Only the lines that hold the word "name" are wanted from this listing.

§ **DATA FOR PROCESSING**
--

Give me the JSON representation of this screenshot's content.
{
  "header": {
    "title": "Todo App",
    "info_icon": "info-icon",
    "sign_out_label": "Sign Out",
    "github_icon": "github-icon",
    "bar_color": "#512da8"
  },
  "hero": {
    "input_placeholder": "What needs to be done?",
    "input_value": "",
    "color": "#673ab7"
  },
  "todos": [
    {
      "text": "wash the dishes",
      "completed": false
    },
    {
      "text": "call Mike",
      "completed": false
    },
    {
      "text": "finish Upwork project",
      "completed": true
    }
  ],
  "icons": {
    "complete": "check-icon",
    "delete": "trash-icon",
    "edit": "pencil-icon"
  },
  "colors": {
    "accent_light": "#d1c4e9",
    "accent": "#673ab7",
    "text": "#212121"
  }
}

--

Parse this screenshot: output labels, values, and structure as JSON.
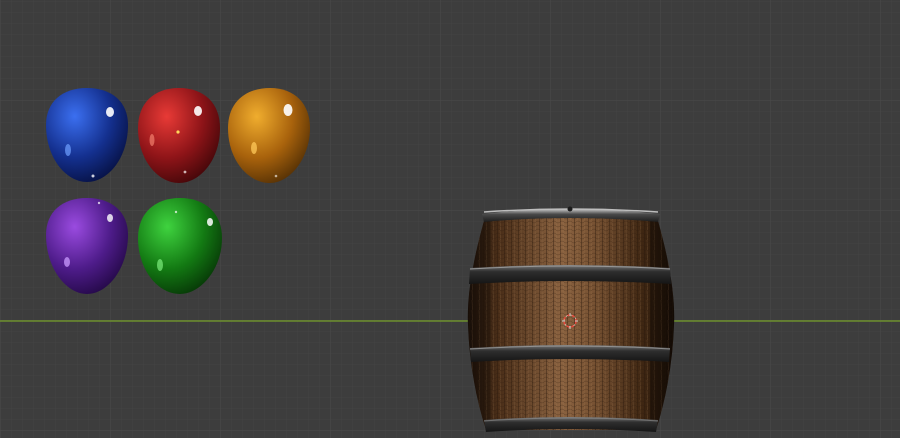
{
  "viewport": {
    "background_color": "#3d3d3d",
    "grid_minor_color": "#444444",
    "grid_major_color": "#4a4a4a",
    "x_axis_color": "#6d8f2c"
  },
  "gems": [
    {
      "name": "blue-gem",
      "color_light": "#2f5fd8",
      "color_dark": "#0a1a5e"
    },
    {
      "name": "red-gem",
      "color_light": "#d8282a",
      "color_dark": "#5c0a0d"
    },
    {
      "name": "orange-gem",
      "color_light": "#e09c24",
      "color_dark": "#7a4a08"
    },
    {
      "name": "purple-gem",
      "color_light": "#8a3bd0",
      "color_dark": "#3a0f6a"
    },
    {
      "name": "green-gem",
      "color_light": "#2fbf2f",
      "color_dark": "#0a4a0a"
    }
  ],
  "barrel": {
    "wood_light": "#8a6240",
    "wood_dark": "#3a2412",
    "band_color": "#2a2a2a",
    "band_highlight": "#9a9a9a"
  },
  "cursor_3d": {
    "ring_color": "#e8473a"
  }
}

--

§ **EXERCISE RESULT**
      "name": "blue-gem",
      "name": "red-gem",
      "name": "orange-gem",
      "name": "purple-gem",
      "name": "green-gem",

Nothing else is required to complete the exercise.